This recipe originally came into my files from my sister-in-law and culinary diva, Mary-beth. Or was it from my other sister-in-law, entertaining diva, Priscilla? Well, it was definitely from one of these two talented women.
For a few years, many years ago, while living amongst the Bradley clan and their merry circle of friends in Yakima, Washington, this appetizer appeared at EVERY cocktail party. It was a novelty at the time and a darned good one at that. But as the years passed, and we moved to Seattle, I forgot about it.

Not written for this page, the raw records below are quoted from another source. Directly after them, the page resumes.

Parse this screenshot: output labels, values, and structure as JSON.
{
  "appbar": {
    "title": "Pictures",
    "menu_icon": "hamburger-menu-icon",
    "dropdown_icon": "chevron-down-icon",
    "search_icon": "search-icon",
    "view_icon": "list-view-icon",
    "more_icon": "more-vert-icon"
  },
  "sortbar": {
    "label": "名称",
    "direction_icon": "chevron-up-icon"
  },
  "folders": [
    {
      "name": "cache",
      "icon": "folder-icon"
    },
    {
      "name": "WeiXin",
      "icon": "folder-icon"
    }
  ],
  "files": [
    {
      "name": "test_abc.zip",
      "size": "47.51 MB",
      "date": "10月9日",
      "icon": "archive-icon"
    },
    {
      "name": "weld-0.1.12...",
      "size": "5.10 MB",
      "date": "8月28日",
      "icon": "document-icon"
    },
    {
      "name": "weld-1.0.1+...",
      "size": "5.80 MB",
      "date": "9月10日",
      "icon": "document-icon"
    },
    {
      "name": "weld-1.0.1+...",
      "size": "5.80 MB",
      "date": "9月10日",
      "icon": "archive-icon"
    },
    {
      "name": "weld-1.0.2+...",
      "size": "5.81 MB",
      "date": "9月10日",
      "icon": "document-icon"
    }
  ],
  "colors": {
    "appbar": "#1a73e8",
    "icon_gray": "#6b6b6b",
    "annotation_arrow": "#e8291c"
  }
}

Then a couple of weeks ago, as I was perusing the LunaCafe All Recipes page, I realized that I have inadvertently neglected the appetizer category in our first 15 months as a blog. How in heaven’s name did that happen? So I rushed to my culinary file cabinet (relegated to the garage, as all of my more recent work is on computer), pulled out the appetizer folder, and flipped through it to see if there were any choice nuggets to share. Artichoke Appetizer fell right in my lap.
As I was looking at the recipe with fresh eyes and a couple of decades of subsequent culinary education, I realized that it is actually a frittata. Whereas an omelet is all about the eggs and must be cooked quickly and gently, and served hot, moist, and straight away, a frittata is more about the filling ingredients (with the eggs as binder), is cooked more slowly, and served either hot or at room temperature. One nice thing about a frittata, besides its tolerant nature, is that it is sturdy enough to eat out of hand, whether at a picnic or a cocktail party.
So as I was pondering the unphotogenic aspect of the original presentation (baked in a 9-inch pan, cut into squares), I began imagining it in my new shallow, mini muffin pan instead. The portioning would be done before baking and would be round instead of square. Even more important, all of the edges would be browned.
I was just about to head to the OtherWorldly Kitchen to give it a go when I ran into a frittata on the web that was presented in just the way I was imagining, except that the author added the clever touch of positioning a very thin slice of salami on the bottom of the muffin cups to act as a stabilizer. This is supposed to ensure that the frittata doesn’t fall apart in your hand before you get it to your mouth.
As it turns out, it’s a nice touch if your frittata will benefit from the flavor of salami. However, this frittata recipe does NOT benefit from that dominant flavor. The salami overwhelms the more subtle flavor of the artichokes. Also, this retesting of the recipe reminds me that this appetizer is sturdy enough to stand on its own. It doesn’t need a bottom “crust.” So, although the photos show the salami addition, I don’t recommend it for this particular recipe. I will definitely try it again later with other, more strongly flavored, frittata mixtures.
Yakima Valley Artichoke Appetizer
This tasty appetizer is easy to make and nearly foolproof. Be sure to get the best jarred artichoke hearts you can find, preferably packed in olive oil.
You can bake these a little ahead if you need to, as they taste great even at room temperature. (Oh heck, we even loved them the next day after a few seconds in the microwave.) However, if you have fridge space, I recommend that you prepare the recipe only to the point of baking, and then pop the pan in the oven as your guests arrive.
two 7½ ounce jars artichoke hearts in oil
1 medium onion, peeled and chopped (4 ounces; ¾ cup chopped)
1 clove garlic, peeled, pressed or minced
1 teaspoon dried oregano
4 large eggs, beaten lightly
¼ cup fine fresh bread crumbs
¼ teaspoon Green Tabasco
½ teaspoon fine sea salt, and then to taste
freshly ground black pepper, to taste
2 cups shredded Cheddar (5 ounces)
2 tablespoons chopped parsley
½ cup shredded Cheddar
- Drain the marinade from one jar into a sauté pan and reserve the marinade from the other jar.
- Add the onion, garlic, and oregano to the sauté pan and sauté until softened but not browned, about 5 minutes. If all of the liquid has evaporated, add 2 tablespoons of the reserved marinade. (The remaining marinade may be discarded.)
- Remove the sauté pan from the heat, and let cool slightly.
- Chop the artichokes.
- In a large bowl, combine the artichokes, eggs, bread crumbs, Green Tabasco, salt, and pepper. Add the 2 cups cheddar, parsley, and cooled onion-garlic mixture. Mix thorougly but gently.
- Do ONE of the following: Coat a 9-inch square baking pan with vegetable oil spray and fill it with the artichoke mixture. Or coat an 18-cup, shallow, mini muffin pan with vegetable oil spray and divide the artichoke mixture evenly between the cups.
- Top the artichoke mixture with the remaining ½ cup cheese.
- Bake at 325° for about 30 minutes for the 9-inch square pan or 18 minutes for the muffin pan. The frittata with be puffed and golden. If needed, broil for a minute or two to lightly brown the cheese topping.
- To serve, cut into small squares or simply remove from the muffin cups, and arrange on a platter. Can be served warm or at room temperature.
Makes 18 servings, but no one ever eats only one.
Copyright 2000 Susan S. Bradley. All rights reserved.